If scale is the biggest challenge in development, as we believe, then designing an enterprise that can quickly and efficiently scale up is the biggest hurdle the designer must overcome. And if your business is to manufacture and market a ruthlessly affordable physical product, then you’ll need to understand the logic of assembly-line manufacturing — even if you plan to manufacture locally at numerous sites.
Assembly-line manufacturing requires both interchangeable parts and a production process that minimizes human effort and eliminates downtime by making the best possible use of available space and arranging the sequence of steps in production in the most efficient manner possible. Popular conceptions of the process typically focus on the specialization of labor, because that’s the most significant implication for the people involved. However, these other factors are equally significant in design for scale.
Manufacturing at scale is possible through distributed (decentralized) production facilities only if parts or modules are precisely machined to near-zero tolerances and available space and the sequence of steps on the assembly line have been optimized.

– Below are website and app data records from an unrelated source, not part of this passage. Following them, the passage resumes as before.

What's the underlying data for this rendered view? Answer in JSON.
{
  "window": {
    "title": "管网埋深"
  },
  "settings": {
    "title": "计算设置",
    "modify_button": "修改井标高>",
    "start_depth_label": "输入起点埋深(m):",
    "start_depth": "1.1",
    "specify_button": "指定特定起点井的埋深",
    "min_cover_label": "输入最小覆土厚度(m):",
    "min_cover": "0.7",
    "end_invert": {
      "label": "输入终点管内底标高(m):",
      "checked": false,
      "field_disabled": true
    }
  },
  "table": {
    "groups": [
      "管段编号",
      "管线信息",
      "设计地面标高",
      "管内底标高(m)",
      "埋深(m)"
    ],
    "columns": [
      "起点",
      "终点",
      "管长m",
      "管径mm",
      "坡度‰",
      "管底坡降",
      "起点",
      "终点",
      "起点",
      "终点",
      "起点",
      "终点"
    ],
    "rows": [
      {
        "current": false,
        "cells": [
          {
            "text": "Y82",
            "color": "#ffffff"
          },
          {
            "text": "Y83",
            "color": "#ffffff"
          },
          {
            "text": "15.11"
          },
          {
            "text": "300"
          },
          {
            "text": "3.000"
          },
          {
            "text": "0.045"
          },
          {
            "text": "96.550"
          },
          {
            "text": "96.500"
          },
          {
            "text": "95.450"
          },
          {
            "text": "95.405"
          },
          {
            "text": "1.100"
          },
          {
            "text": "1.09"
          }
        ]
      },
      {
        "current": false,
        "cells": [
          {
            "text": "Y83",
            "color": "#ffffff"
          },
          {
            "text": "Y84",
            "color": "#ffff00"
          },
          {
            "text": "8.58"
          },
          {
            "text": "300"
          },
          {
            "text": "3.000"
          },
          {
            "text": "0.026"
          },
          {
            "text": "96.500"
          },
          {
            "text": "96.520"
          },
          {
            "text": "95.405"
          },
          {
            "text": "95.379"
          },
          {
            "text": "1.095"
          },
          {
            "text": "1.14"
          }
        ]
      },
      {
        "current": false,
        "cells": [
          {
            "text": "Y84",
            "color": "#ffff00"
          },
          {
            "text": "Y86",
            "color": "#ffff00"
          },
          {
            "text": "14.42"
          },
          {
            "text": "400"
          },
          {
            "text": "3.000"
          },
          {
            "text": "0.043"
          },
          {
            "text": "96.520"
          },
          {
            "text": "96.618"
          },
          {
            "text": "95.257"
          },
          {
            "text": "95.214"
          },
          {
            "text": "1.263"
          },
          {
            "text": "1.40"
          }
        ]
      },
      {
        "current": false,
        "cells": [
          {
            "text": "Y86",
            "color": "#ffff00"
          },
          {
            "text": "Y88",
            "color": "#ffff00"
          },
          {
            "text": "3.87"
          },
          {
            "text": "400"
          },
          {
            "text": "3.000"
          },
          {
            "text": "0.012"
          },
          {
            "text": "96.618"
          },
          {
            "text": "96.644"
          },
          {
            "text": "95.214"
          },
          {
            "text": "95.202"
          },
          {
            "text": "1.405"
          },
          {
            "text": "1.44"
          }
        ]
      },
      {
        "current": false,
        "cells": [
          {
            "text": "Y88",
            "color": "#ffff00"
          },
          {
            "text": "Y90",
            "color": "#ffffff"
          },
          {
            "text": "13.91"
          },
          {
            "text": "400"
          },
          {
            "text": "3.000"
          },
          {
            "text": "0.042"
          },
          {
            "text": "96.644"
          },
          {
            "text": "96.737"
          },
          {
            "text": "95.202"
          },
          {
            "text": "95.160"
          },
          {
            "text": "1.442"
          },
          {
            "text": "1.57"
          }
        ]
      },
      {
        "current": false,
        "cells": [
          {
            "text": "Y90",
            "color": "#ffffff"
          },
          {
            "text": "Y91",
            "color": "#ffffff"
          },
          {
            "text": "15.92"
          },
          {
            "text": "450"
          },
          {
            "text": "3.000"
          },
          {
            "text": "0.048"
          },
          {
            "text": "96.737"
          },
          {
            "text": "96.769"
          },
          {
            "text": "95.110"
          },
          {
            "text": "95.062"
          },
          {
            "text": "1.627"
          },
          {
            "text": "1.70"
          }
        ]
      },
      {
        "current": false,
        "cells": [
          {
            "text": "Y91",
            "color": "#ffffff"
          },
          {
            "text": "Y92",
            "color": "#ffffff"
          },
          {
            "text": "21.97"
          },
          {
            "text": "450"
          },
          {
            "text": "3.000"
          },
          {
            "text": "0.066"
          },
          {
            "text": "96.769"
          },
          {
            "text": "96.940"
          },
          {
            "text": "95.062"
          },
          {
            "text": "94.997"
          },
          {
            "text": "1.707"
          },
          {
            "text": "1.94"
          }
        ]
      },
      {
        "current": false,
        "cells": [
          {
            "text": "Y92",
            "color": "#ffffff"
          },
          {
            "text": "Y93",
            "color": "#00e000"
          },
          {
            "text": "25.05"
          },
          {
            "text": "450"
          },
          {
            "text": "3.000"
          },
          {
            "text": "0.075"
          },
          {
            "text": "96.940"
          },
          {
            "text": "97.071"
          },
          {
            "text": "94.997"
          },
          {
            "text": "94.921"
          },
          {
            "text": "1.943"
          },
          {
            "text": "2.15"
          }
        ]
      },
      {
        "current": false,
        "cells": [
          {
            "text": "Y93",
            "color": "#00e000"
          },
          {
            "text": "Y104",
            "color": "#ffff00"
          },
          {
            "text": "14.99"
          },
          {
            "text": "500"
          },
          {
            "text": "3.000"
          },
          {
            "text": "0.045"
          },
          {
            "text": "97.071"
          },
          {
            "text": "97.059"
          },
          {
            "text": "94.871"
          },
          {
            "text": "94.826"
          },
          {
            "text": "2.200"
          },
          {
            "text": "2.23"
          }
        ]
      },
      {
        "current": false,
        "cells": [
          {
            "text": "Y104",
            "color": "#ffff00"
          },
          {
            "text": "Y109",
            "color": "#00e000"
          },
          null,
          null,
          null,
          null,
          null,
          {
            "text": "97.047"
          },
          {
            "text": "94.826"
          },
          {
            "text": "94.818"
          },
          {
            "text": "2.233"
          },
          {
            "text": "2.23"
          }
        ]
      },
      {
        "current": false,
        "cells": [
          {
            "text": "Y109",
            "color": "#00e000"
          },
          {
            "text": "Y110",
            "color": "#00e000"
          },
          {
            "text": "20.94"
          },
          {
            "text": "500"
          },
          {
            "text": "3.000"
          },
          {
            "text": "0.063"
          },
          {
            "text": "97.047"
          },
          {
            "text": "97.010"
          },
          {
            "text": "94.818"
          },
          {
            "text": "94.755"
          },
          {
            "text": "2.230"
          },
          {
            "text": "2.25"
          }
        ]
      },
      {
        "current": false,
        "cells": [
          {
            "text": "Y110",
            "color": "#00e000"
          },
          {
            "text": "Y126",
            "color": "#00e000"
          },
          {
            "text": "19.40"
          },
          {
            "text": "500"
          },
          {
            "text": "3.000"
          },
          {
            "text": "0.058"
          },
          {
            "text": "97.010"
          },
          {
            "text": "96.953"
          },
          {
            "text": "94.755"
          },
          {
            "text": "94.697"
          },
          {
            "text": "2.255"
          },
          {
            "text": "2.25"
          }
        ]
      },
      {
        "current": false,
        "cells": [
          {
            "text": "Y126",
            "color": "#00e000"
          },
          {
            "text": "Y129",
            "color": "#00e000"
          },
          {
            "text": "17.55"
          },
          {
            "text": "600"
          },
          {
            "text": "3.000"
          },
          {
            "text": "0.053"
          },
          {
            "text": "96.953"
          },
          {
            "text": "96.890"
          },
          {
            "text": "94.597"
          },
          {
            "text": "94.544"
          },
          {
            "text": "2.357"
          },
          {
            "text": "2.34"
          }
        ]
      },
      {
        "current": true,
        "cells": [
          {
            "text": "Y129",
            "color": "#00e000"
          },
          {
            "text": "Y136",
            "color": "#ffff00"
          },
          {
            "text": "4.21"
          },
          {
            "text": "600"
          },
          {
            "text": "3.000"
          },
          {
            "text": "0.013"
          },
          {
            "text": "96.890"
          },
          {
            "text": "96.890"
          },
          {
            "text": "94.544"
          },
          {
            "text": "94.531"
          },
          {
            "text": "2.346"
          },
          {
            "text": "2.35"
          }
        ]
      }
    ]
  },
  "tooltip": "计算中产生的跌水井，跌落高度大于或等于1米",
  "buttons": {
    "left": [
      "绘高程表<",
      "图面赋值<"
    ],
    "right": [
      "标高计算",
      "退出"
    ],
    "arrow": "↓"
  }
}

Paul Polak and Mal Warwick’s award-winning book, The Business Solution to Poverty, highlights 20 “takeaways” that encapsulate much of the book’s essence. Today we have featured the fifteenth of those takeaways. Future posts will include others.